The Spit has lost a lot of its prime shorebird habitat this year due to high water levels, however we have had large numbers of shorebirds passing through. Currently the TRCA is trying to lower the water level in Cell Two with an industrial pump so hopefully it will be ready for the shorebirds later in July. There are several regular birders at the Spit like myself and Dinu who use those folding bikes. Quite often I will lock it up when I want to walk along a trail for awhile but sometimes it's easy to keep it with me depending on which area of the park I'm interested in. The up-side of riding while birding is that you can make the 10km journey without hurting your legs and feet and if you hear about a good bird on the opposite side of the park you can be there within a few minutes! The down-side is that you might be missing a lot of birds while you zoom along on the road instead of poking slowly along the side trails. Sometimes I just prefer to leave the bike at home if I have the whole day to spend out there.

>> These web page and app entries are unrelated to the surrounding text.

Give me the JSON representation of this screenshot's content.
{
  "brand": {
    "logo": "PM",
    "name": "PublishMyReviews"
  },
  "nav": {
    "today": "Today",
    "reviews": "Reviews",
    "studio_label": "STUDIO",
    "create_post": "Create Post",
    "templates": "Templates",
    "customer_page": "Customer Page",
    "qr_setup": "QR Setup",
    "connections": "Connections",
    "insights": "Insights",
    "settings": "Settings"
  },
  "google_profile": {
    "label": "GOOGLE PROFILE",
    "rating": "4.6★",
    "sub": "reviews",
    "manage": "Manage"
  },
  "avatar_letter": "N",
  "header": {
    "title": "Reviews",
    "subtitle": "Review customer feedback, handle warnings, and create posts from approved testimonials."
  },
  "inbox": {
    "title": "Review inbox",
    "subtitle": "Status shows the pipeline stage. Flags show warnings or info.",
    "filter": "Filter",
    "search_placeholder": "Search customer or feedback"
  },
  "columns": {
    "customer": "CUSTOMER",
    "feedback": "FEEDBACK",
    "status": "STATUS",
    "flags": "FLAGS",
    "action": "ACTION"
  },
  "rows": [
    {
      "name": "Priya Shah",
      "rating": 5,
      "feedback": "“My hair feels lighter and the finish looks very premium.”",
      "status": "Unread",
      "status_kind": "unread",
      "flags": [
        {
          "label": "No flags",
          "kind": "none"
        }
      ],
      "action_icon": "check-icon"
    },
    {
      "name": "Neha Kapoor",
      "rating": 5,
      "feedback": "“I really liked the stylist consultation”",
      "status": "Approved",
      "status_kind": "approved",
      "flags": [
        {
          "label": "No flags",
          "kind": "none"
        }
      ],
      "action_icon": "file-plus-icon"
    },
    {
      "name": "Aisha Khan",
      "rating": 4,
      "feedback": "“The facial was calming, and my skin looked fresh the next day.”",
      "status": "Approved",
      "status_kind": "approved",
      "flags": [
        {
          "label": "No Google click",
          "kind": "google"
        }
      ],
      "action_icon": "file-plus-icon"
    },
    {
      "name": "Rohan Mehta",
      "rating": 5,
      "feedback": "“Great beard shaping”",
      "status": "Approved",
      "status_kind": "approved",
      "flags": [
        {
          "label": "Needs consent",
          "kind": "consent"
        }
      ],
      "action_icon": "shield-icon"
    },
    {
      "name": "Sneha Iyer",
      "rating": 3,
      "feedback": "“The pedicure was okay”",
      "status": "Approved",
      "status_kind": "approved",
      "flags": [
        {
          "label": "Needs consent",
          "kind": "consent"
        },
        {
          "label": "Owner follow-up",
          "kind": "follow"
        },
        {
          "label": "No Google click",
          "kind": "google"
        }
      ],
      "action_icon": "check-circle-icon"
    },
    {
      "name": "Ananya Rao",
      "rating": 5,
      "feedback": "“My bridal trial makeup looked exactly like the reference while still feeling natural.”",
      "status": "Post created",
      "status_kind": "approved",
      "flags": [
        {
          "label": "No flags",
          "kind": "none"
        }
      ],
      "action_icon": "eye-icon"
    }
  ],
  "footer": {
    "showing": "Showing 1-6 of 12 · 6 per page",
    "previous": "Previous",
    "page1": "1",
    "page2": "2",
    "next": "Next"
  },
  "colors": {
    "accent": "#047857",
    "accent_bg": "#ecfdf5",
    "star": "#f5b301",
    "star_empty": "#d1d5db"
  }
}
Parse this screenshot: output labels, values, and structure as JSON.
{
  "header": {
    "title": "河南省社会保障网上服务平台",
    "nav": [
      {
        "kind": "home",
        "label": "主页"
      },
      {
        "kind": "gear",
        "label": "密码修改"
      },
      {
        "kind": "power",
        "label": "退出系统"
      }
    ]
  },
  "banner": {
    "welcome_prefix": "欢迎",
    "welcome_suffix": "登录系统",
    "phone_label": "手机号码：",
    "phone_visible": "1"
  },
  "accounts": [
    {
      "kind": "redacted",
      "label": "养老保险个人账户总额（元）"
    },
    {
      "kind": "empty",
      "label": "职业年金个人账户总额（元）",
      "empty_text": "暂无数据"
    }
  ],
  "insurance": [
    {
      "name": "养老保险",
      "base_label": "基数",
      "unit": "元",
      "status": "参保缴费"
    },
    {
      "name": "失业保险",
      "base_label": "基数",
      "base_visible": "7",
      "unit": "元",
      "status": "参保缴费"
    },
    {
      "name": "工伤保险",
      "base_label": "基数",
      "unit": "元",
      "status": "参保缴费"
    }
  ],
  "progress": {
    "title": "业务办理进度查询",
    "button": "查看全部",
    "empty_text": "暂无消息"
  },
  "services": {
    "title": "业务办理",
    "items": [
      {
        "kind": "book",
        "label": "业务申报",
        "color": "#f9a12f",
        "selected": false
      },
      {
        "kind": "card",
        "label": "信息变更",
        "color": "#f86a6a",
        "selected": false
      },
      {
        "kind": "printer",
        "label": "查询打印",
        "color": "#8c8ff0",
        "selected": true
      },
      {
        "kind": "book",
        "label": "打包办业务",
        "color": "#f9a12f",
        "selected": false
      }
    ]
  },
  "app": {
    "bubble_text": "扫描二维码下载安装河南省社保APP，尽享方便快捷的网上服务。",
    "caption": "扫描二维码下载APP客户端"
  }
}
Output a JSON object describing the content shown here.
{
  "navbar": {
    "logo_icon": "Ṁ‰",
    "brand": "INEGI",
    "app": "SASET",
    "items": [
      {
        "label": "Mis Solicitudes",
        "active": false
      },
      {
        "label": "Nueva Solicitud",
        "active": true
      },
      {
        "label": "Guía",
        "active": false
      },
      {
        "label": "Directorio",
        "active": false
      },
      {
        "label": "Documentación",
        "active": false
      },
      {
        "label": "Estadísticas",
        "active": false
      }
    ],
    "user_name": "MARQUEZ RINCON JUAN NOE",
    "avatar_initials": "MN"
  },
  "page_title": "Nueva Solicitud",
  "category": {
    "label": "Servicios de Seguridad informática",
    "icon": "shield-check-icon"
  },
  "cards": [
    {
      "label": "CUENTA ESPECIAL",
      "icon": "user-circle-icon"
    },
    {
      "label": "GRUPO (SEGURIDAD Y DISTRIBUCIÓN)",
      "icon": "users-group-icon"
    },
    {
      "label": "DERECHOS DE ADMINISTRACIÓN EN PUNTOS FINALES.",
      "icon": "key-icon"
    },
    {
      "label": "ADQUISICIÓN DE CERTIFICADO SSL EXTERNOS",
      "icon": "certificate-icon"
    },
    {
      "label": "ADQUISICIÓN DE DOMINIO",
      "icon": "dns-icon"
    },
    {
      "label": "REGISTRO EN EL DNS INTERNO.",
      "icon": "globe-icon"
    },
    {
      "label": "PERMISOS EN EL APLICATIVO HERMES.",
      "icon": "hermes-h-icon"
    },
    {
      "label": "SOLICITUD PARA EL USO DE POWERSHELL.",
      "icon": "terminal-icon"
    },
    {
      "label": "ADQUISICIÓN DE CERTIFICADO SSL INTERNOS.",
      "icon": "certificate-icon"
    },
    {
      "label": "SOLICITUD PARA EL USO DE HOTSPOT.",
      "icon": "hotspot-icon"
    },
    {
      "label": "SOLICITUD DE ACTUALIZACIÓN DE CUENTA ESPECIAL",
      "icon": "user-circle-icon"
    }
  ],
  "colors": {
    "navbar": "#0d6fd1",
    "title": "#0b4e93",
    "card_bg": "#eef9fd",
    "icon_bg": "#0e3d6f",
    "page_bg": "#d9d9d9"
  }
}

And yeah, those bikes can be a bit pricey new, but maybe a "previously loved" bike might be found for a reasonable price?
« Last Edit: December 31, 1969, 07:00:00 pm by Guest »